▸ MATERIAL FOR THE TASK
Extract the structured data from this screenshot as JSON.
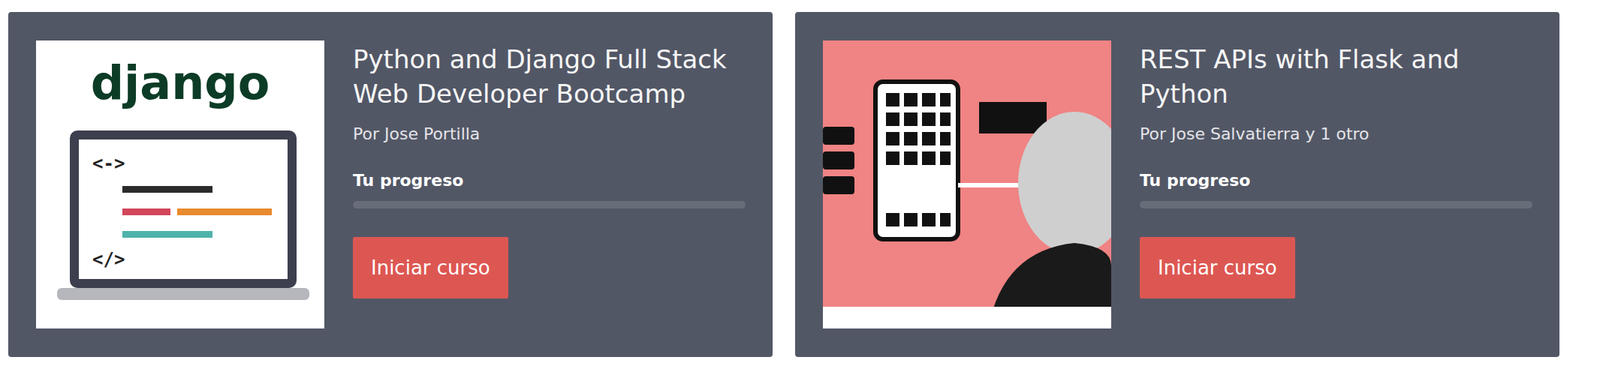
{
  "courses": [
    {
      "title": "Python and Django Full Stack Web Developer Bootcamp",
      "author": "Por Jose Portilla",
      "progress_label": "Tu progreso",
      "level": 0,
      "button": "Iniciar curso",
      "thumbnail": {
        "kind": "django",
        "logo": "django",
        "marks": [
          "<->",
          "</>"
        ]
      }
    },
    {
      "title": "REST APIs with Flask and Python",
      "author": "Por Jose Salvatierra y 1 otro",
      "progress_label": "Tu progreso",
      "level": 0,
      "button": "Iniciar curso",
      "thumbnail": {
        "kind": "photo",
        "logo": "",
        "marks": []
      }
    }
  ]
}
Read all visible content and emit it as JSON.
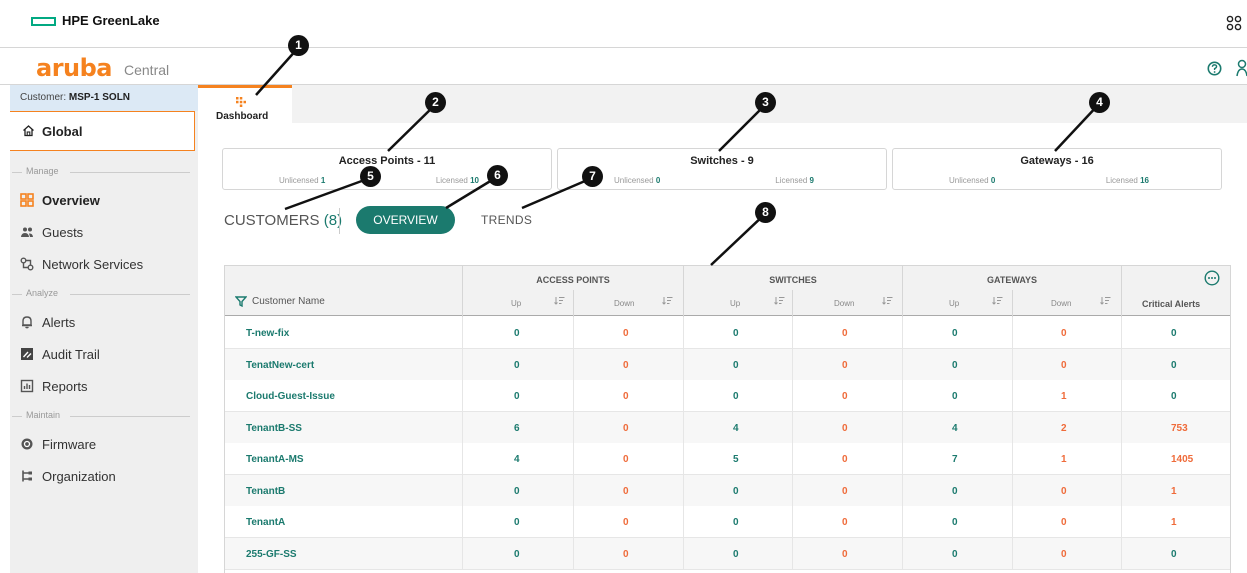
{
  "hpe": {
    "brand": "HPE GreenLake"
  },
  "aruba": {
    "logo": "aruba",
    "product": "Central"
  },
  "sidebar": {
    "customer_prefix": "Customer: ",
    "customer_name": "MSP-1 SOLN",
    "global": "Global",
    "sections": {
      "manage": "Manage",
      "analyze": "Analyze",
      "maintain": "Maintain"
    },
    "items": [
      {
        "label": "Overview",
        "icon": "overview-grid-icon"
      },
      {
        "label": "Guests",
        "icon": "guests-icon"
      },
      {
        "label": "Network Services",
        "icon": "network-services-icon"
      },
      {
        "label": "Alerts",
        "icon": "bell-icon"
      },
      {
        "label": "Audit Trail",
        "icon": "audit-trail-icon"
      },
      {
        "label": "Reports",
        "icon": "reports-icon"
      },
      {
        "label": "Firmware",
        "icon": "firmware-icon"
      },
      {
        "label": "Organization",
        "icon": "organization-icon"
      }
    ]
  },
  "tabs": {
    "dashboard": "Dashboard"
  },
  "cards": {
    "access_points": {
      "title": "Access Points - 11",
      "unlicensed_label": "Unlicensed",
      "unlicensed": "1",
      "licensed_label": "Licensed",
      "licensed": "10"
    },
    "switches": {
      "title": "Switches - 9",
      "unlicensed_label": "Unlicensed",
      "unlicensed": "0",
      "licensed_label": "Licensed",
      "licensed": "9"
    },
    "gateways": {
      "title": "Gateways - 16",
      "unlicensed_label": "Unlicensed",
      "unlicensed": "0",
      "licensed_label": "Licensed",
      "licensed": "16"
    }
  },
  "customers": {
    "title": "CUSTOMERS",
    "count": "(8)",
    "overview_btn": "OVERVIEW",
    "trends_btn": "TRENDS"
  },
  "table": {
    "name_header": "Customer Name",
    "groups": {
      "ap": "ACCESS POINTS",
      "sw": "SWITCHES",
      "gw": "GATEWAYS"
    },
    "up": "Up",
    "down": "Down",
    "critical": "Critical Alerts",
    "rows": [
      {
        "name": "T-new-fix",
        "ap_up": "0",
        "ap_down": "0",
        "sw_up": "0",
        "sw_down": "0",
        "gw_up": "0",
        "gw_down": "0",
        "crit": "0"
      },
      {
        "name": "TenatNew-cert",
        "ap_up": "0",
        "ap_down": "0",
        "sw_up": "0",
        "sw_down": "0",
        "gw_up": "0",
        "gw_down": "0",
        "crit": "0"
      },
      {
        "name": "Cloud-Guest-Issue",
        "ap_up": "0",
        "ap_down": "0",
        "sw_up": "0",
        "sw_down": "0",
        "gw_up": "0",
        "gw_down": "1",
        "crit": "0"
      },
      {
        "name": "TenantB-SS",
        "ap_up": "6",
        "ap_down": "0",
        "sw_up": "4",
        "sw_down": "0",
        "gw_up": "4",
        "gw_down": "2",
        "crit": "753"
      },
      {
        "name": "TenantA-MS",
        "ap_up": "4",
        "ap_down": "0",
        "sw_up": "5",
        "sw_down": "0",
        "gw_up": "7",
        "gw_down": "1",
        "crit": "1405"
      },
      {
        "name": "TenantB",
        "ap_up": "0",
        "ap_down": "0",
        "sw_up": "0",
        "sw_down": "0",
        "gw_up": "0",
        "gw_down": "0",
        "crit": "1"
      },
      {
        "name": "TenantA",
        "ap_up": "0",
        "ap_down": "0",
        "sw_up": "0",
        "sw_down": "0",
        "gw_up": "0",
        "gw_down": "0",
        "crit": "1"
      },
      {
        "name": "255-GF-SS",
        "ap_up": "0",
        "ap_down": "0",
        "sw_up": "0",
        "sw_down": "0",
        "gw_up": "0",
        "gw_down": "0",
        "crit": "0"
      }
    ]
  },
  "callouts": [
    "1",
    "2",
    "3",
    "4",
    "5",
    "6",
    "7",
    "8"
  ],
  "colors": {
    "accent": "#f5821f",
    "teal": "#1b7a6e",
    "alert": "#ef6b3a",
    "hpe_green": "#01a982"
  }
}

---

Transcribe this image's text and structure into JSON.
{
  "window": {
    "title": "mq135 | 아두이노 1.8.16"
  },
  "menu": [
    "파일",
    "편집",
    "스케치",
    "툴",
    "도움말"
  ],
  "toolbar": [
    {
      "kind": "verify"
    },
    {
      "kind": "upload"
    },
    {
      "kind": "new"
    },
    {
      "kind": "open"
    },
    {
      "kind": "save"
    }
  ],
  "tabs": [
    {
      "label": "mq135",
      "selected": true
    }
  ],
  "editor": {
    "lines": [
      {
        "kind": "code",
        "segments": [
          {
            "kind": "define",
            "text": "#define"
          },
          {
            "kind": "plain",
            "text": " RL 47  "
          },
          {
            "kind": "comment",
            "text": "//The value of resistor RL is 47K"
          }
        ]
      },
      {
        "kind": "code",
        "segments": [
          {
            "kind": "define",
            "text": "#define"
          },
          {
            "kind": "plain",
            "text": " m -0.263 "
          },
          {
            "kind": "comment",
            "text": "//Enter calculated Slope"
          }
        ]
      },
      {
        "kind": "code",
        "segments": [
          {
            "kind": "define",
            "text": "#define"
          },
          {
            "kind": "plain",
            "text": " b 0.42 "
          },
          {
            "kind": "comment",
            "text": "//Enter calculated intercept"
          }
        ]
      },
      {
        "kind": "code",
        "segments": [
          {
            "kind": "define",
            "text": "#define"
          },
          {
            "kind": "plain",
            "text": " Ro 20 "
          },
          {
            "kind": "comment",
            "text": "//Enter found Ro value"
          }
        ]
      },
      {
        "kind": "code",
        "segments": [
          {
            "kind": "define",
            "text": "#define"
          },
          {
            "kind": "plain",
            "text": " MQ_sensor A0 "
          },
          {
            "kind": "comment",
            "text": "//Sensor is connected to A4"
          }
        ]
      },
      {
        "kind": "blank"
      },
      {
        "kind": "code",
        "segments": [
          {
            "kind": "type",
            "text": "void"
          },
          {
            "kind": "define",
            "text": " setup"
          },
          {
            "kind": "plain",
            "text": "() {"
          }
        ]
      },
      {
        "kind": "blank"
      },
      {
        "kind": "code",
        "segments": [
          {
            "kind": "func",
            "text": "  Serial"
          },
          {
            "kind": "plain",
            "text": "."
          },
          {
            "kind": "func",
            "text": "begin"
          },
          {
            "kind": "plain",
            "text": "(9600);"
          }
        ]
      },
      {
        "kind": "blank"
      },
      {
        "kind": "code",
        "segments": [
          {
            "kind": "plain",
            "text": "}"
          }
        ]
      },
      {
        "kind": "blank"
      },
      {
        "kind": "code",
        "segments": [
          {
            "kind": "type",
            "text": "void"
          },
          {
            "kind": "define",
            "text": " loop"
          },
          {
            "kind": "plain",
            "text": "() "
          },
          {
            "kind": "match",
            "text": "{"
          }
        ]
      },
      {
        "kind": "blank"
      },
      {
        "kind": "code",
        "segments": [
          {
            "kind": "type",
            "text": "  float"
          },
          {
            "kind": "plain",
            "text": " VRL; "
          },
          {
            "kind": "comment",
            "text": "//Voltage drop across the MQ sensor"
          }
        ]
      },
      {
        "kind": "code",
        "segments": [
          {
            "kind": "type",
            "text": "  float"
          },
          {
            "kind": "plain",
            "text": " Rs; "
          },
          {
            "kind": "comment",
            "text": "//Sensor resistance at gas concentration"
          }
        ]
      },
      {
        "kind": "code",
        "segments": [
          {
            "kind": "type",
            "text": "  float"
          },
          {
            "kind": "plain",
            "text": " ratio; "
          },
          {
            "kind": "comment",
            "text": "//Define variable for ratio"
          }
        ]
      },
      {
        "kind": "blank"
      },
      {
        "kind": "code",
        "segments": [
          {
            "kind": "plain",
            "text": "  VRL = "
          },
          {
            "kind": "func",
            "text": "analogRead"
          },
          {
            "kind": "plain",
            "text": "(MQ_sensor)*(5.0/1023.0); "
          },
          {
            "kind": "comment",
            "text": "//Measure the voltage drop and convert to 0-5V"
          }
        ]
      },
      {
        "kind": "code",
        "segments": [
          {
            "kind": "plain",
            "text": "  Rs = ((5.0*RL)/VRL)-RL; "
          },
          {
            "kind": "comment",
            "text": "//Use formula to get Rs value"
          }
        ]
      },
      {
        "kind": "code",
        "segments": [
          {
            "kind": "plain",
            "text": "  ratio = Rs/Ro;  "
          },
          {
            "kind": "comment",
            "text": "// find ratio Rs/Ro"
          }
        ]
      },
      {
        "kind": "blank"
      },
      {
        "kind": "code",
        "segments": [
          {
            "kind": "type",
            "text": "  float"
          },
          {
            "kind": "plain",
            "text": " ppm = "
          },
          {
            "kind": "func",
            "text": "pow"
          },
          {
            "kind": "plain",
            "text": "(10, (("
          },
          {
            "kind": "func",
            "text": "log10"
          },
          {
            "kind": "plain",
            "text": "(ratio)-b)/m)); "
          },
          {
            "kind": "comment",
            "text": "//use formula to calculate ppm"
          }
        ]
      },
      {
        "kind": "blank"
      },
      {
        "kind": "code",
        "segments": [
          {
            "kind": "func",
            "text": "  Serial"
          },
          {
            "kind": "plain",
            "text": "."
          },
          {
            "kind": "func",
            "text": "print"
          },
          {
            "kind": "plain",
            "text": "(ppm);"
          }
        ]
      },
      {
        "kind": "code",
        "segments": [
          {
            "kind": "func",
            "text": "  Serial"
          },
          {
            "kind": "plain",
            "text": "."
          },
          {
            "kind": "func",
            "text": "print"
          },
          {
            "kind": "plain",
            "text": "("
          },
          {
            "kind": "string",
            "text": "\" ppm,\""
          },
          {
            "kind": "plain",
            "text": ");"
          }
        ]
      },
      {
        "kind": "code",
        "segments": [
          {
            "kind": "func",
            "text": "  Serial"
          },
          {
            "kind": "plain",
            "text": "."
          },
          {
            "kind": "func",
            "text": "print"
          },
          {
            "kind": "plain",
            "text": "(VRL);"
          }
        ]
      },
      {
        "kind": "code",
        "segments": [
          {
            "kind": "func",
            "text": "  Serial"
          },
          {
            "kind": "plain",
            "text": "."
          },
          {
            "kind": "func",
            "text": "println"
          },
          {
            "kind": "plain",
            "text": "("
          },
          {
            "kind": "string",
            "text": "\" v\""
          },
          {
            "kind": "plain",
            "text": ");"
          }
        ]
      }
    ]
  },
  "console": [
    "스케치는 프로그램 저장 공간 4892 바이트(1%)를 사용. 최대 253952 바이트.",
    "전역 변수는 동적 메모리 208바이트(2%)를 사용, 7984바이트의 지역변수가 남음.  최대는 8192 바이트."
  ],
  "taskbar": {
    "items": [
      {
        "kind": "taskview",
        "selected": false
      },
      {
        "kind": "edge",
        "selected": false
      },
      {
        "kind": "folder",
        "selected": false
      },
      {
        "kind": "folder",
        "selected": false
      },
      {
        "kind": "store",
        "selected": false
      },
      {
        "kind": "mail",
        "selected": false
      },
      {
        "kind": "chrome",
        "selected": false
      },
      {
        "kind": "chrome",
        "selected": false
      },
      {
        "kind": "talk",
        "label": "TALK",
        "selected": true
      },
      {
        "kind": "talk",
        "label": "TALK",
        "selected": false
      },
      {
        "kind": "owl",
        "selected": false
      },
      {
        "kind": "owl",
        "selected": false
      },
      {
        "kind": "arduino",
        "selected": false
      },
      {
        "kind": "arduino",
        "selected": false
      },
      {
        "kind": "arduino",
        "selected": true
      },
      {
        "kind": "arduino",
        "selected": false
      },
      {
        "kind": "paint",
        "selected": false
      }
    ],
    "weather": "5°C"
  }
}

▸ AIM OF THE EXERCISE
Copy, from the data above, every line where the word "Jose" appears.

▸ ANSWER BELOW
      "author": "Por Jose Portilla",
      "author": "Por Jose Salvatierra y 1 otro",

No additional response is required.